It was a random Tuesday in October and my darling husband had taken us back to Paris for my birthday. We had only been previously in summer and spring. The city had a different feel; a touch of melancholy, more quiet, but — as always — absolute magic. We like to stay near the Eiffel Tower and on our first evening as we were walking by I looked up and snapped this picture with my iPhone. I am so proud of this shot. The moon was full and my favorite color blue was emanating from the Eiffel Tower like a welcoming beacon. I noticed the whole thing was lit up differently but had no idea why. Since it was autumn it was darker much earlier. In summer it does not get fully dark until around eleven at night. We enjoy revisiting our favorite places in Paris but the experiences are always different. Going up the tower at night gave us a new perspective. On that note, when we went down to the first floor I could not help but notice practically every adult looked absolutely PETRIFIED. They all seemed to be shuffling with a stiff, sideways gait like crabs almost too scared to move. This was around the time selfie sticks were just becoming popular and I also wondered why there were all these teenagers reclining on the ground taking pictures of themselves. Aside from the self-absorption that seems to accompany those years, regardless of the country of origin, I could not understand why they were all on their backs. And then it hit me. I looked down and realized with no small degree of shock that we were standing on a brand new addition … which was ALL SHEER GLASS. On our previous trip to Paris a year and a half earlier we saw the construction but had no idea what was going on. And now, of all the times; of all the days, it turned out we had fortuitously and inadvertently stumbled upon the debut of the first change made to the iconic tower since its opening in 1889 as the entrance to the World’s Fair. This was the first time in 125 years the most visited landmark in the world had made any change. And I could not believe we were actually witnessing its history making opening! Looking down, one could clearly see people milling around 187 feet below. I stared in rapt fascination underneath my feet while visitors from all over the world surrounded us literally clinging to the walls. Gustave Eiffel, the creator of “the Iron Lady,” once said:
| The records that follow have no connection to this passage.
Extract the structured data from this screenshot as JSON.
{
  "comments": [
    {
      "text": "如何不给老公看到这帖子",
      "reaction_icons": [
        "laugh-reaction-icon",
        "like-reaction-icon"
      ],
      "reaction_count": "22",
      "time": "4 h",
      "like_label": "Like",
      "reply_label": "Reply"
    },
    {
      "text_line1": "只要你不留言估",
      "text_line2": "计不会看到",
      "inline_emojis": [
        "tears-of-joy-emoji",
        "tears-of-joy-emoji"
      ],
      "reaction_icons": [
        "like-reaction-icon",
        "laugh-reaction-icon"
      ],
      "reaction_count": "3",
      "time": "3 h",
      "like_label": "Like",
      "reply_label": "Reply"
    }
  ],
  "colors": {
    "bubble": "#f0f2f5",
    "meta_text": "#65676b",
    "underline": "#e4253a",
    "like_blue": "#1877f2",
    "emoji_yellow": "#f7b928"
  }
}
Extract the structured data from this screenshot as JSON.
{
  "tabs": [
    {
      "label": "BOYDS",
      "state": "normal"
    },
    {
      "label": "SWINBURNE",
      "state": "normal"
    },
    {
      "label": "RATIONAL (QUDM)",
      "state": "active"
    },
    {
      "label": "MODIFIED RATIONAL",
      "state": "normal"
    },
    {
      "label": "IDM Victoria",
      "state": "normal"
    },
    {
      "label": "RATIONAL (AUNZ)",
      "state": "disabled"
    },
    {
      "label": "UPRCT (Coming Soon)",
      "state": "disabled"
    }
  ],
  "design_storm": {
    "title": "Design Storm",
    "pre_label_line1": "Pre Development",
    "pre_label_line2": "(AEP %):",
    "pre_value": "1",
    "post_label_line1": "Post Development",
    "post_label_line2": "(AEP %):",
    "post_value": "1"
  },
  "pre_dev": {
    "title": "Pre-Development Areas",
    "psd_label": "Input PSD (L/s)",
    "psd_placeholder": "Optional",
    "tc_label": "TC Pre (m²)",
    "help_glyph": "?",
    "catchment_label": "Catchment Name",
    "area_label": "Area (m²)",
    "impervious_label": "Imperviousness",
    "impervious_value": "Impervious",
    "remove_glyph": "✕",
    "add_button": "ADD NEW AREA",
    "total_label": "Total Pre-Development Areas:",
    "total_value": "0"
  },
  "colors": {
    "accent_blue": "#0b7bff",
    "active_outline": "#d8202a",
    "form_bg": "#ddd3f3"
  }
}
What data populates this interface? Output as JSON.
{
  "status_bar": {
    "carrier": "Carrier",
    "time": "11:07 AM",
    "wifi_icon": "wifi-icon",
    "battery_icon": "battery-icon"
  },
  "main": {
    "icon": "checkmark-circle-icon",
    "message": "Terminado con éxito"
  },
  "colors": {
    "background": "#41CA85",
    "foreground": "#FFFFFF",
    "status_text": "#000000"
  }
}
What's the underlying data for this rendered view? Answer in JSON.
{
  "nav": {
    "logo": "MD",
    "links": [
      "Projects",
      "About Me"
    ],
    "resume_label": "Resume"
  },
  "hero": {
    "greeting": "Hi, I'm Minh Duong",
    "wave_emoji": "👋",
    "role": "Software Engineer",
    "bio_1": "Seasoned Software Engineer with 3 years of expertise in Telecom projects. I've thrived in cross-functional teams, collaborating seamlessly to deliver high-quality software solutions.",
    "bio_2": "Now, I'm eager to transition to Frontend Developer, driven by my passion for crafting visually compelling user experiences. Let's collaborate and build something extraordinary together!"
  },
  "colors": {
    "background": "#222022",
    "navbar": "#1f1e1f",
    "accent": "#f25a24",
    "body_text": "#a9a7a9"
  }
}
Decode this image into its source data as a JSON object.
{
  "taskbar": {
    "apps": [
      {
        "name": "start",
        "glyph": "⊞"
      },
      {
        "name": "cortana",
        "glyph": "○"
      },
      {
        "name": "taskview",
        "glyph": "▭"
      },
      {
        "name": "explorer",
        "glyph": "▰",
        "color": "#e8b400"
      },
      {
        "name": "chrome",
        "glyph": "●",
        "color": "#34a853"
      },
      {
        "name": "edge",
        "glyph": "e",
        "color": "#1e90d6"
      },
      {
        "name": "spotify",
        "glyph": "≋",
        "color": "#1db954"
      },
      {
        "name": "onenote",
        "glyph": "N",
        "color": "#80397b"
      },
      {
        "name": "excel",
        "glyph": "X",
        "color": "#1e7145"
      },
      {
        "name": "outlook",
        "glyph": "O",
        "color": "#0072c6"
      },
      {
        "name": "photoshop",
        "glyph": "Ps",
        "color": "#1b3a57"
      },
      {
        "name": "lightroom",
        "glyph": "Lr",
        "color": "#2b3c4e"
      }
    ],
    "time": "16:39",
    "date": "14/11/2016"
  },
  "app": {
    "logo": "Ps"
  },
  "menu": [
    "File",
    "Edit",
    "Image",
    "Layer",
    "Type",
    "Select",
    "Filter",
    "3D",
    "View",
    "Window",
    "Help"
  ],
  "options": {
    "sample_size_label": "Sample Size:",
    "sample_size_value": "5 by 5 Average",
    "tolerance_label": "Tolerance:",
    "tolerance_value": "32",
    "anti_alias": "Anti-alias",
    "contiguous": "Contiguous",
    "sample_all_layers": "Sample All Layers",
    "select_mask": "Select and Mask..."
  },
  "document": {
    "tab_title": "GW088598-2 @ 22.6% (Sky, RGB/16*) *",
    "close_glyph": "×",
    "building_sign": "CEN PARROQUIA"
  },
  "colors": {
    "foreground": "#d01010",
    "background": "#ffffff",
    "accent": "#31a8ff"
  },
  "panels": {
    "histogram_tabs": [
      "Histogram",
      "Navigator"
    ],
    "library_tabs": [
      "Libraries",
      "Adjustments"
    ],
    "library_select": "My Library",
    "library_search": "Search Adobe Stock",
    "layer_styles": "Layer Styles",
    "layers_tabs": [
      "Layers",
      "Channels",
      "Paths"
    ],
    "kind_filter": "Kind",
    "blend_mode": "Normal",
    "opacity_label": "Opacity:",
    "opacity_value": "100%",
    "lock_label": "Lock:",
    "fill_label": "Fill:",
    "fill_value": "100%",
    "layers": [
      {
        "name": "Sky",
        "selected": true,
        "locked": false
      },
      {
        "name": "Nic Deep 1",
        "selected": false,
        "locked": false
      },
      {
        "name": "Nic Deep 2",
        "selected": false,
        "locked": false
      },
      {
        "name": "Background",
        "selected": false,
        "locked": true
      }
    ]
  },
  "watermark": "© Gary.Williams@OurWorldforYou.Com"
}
“Can one think that because we are engineers, beauty does not preoccupy us or that we do not try to build beautiful, as well as solid and long lasting structures? Aren’t the genuine functions of strength always in keeping with unwritten conditions of harmony? … Besides, there is an attraction, a special charm in the colossal to which ordinary theories of art do not apply.”
Maybe the glass of champagne I’d had 189 feet at the top had added to my courage. Maybe I had such a deep love for La Tour Eiffel it superseded my normal fears. Whatever the case, I was so incredibly grateful that we were actually there — despite the lack of any announcements in the media anywhere — for opening day.